What ELSE does SB 50 dramatically change in our communities?

Developers can override up to 6 planning standards, according to an in-depth analysis by the San Francisco Department of Planning. Developers become their own zoners and planners. Cities would be barred from fighting bad development unless an SB 50 project is so bad that it's a direct public safety threat (not an indirect threat like smog).

Here's just a sample of rules developers can abandon under SB 50. Cities, counties and communities would have no say.

  1. No parking required in apartment towers
  2. Override density maximums (number of apartment units per parcel)
  3. Slash or eliminate yards, and building setbacks for trees
  4. Allow demolition of historic buildings not protected by the state
  5. Eliminate on-site open space (balconies, courtyards)
  6. Remove demolition controls
  7. Ignore design standards
  8. Evade Impact Fees

How does SB 50 displace 1000s of renters?

SB 50 promises protections that can't be enforced.
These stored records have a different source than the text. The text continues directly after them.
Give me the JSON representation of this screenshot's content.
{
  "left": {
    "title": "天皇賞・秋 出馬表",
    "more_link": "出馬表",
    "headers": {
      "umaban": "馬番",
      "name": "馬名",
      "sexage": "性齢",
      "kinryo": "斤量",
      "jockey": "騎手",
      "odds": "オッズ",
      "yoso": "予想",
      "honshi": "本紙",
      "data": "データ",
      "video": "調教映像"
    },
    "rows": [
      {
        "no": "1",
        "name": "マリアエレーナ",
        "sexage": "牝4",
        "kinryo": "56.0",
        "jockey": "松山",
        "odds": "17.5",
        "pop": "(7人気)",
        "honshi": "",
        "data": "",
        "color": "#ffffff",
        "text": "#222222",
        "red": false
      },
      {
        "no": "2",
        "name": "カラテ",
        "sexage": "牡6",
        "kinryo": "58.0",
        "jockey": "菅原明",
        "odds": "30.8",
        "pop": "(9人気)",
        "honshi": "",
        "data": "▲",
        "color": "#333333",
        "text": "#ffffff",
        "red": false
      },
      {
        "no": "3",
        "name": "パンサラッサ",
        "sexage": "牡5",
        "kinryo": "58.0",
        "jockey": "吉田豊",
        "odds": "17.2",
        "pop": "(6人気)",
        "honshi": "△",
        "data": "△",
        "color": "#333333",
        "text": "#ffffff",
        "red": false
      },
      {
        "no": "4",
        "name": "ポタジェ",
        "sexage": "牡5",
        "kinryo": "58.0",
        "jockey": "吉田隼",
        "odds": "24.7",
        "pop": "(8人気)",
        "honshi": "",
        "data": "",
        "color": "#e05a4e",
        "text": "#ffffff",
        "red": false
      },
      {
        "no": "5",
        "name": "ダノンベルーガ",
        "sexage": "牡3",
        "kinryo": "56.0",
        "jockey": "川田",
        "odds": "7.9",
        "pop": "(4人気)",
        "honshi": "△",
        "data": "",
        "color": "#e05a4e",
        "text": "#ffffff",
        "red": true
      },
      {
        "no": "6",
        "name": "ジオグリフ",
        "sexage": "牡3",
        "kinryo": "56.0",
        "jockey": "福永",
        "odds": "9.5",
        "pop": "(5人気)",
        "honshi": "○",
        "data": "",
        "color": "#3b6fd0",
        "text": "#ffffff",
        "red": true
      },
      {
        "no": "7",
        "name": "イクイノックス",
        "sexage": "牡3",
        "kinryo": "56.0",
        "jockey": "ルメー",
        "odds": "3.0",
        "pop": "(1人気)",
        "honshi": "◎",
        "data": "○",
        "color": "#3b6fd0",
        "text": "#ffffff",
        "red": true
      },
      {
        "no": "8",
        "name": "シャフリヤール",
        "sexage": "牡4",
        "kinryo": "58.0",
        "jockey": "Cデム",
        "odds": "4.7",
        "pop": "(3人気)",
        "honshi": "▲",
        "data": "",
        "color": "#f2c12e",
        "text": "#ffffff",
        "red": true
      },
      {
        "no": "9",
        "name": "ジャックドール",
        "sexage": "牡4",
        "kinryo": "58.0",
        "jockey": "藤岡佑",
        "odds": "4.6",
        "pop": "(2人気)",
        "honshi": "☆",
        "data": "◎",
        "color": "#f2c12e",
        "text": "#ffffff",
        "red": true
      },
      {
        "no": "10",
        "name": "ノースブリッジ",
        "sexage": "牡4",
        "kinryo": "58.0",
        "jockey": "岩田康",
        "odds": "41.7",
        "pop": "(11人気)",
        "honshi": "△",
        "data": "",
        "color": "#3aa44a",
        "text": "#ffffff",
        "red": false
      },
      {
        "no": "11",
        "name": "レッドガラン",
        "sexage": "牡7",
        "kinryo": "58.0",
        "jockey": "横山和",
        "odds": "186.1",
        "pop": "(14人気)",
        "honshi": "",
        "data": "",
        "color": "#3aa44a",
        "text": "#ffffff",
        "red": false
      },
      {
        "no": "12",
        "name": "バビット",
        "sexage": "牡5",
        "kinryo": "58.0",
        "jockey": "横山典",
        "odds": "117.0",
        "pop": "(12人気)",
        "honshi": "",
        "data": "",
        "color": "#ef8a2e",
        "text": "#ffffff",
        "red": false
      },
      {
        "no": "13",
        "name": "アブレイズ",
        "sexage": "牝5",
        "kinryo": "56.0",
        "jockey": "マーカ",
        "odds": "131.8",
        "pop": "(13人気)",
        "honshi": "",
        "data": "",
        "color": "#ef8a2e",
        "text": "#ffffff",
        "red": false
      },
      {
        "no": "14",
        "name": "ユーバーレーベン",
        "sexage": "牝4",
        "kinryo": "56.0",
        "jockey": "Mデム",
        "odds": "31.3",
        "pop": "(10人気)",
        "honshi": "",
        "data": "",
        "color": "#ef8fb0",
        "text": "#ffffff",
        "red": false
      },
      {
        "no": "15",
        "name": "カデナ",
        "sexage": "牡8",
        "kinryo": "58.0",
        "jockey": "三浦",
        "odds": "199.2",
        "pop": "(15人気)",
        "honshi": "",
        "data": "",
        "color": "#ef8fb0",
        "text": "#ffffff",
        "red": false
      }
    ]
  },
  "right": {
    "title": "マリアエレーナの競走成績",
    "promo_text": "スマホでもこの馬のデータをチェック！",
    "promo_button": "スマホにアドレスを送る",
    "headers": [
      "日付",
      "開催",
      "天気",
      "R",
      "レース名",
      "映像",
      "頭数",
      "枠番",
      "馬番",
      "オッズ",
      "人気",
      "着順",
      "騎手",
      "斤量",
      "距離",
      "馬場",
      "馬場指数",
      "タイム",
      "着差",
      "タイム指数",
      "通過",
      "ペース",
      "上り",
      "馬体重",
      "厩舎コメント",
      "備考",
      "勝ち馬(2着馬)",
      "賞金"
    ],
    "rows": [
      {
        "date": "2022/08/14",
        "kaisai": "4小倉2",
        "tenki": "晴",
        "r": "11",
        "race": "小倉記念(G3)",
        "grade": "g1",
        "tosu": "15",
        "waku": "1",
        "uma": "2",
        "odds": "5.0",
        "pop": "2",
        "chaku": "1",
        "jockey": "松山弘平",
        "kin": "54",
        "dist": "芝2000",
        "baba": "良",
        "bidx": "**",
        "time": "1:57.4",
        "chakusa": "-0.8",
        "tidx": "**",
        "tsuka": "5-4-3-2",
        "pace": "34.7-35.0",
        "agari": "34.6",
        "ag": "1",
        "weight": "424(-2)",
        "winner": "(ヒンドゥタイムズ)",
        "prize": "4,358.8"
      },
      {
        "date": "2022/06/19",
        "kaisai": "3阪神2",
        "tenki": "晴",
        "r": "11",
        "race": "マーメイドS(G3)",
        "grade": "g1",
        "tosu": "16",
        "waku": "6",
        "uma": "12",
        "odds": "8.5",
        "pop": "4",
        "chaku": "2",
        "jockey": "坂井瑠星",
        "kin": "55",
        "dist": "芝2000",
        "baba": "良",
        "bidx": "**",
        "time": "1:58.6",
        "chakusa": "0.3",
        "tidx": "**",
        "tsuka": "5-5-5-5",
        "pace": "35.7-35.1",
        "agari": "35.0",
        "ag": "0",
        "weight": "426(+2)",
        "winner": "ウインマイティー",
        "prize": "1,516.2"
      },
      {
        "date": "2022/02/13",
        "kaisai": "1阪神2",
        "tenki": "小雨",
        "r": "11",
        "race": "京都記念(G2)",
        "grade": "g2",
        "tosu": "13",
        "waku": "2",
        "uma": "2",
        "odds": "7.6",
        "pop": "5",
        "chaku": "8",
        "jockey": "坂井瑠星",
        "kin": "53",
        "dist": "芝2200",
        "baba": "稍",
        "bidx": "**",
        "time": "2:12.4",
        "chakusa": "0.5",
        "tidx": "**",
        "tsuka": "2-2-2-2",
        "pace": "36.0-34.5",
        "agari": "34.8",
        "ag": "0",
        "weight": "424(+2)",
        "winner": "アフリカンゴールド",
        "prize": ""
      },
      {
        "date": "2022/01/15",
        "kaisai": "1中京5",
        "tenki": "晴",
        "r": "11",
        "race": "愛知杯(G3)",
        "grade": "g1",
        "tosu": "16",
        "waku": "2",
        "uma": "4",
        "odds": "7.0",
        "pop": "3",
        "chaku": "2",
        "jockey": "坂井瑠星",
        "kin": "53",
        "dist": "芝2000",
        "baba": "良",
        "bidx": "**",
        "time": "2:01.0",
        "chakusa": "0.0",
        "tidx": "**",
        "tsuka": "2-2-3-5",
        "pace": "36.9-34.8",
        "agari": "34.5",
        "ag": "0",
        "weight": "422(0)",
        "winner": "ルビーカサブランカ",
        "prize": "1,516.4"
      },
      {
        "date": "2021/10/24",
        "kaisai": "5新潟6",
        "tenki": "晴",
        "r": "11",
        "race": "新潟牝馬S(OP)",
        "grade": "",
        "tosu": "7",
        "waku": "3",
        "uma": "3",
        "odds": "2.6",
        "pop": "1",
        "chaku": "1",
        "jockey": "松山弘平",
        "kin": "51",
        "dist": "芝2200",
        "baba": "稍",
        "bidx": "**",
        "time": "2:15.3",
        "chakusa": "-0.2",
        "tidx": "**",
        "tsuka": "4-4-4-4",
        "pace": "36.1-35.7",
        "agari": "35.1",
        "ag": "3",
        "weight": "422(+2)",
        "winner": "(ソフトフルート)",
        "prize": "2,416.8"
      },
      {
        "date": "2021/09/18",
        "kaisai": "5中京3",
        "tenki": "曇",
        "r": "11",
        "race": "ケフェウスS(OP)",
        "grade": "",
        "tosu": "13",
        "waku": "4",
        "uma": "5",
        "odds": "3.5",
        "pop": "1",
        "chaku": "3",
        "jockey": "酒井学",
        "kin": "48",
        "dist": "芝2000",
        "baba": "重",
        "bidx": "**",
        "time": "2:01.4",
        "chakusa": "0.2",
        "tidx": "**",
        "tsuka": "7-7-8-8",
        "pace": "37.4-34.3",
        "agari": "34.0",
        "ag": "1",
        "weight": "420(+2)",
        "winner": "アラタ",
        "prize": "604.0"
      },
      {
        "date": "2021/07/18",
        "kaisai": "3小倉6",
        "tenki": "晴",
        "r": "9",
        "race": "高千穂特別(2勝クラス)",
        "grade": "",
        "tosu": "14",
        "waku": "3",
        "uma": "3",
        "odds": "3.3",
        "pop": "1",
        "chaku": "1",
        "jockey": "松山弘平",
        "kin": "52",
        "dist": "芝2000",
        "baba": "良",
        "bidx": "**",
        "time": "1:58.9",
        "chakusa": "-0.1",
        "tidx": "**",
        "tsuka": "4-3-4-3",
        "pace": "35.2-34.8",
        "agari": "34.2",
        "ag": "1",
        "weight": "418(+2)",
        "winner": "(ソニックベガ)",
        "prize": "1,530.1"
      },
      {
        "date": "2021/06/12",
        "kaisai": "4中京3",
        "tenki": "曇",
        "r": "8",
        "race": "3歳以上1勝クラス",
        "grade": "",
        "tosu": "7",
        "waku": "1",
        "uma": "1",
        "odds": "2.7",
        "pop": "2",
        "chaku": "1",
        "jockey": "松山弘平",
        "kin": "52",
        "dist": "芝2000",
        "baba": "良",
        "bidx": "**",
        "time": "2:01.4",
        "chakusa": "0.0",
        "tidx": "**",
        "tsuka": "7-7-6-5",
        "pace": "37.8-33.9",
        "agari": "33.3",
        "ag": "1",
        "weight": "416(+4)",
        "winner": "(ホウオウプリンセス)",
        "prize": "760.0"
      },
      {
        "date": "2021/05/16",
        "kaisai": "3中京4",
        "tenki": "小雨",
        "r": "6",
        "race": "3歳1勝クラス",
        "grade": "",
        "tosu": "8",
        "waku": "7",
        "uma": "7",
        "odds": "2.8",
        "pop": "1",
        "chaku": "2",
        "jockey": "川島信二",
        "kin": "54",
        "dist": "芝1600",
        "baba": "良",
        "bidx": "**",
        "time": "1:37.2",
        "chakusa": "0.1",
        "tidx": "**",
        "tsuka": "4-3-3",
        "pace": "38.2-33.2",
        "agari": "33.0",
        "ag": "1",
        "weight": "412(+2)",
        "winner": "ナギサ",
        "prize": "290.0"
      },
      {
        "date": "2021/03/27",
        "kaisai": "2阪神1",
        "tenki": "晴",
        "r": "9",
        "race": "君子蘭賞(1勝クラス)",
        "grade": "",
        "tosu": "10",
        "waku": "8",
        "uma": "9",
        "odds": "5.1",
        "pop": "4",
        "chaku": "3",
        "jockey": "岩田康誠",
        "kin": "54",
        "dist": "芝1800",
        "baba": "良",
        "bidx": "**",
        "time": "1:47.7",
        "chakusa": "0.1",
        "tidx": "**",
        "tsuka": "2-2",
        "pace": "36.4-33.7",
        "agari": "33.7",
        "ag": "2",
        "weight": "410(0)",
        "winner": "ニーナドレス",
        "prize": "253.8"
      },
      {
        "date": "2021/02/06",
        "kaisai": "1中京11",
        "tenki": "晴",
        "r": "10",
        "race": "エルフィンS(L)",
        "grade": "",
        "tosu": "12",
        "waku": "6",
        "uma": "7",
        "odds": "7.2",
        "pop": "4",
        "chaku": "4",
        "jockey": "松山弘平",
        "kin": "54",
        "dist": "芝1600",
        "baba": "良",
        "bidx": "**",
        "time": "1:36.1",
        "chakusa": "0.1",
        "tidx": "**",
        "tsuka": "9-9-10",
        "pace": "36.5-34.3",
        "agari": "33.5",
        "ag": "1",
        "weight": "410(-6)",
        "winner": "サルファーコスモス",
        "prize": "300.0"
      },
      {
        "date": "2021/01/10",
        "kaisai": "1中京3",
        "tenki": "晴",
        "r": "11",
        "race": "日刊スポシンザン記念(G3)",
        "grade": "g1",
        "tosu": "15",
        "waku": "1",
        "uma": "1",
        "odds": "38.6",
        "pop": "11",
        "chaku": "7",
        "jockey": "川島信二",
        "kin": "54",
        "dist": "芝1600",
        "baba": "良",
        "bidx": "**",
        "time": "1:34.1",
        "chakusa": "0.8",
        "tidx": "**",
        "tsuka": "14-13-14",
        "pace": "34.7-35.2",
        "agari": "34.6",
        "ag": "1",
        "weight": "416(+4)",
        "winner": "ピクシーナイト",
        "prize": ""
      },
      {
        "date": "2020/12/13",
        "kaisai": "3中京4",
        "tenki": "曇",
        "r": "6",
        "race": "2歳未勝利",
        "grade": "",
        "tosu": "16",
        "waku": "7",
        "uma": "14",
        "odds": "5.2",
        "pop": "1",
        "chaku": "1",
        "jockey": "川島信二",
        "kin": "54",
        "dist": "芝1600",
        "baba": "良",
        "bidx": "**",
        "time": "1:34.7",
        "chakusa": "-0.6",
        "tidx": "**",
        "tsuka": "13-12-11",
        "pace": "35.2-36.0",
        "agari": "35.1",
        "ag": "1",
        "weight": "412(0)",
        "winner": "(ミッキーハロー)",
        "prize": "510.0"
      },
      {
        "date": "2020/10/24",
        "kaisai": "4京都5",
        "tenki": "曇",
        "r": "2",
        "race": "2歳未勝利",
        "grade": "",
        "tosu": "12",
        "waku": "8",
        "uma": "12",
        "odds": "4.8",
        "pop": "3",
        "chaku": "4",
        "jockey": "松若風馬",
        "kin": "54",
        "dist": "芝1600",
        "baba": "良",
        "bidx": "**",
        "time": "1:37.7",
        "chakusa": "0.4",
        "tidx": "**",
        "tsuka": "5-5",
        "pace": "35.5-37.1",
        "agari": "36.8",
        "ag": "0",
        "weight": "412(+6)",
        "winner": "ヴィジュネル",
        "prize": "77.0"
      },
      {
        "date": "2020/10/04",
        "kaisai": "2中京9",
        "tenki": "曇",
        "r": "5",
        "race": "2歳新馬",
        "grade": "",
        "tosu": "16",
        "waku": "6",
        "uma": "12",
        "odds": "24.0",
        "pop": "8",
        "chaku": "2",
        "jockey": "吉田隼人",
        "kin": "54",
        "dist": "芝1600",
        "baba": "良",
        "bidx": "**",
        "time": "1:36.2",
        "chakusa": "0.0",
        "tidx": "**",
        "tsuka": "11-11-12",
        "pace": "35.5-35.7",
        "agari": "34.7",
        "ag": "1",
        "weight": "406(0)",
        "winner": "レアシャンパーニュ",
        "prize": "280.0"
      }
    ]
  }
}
Its “ban” on the demolition of occupied apartments instead prompts developers to buy out renters and claim it was vacant — a top social justice problem in California.

How does SB 50 gentrify hundreds of diverse and sensitive communities?

SB 50 forces diverse neighborhoods to agree to gentrification and luxury towers by 2025, annihilating their thriving communities.

Why does SB 50 say "minimum heights" would be 45 or 55 feet? It doesn't mention 75 or 85 feet.

Under state "Density Bonus" law, a developer can already add up to 3 floors (30 feet) to the height of a building. This is a financial reward given if a developer adds a few affordable units. But under SB 50, a developer can add up to 3 floors atop a new "minimum height" of 45 or 55 feet. Vast areas would be forced to accept 7-story and 8-story towers. Sen. Wiener has gone to great pains to avoid explaining this in SB 50.

What is a jobs-rich/good schools area? And why will SB 50 let developers overrun these areas with tall apartments, even if the area doesn't have transit?

The definition of "jobs-rich" areas was published in March of 2019 by the Haas Institute. The huge gold-colored "jobs rich" areas shown on this map sweep across California. They target 1000s of single-family neighborhoods, apartment areas and streets that allow mixed-use (businesses with housing on top). Sen. Scott Wiener has been quoted by some as saying single-family homes are "immoral," yards take up too much room, and these areas must be stamped out to build apartments.

What is a High-Frequency Bus Stop? If my city adds more buses, would that allow developers to overrun my area with tall apartments?

Yes. "High-frequency" means buses that stop every 15 minutes in morning/evening, and every 30 minutes on weekends. Transit agencies can add buses to reach that "frequency", and this, in turn, would hand developers blanket new powers under SB 50 to overrun your area with tall apartments. SB 50 will create wars against bus service statewide. San Diego has upgraded some bus lines to 15-minute service but its residents don't realize SB 50 developers will now overrun these streets. All people wanted was bus service.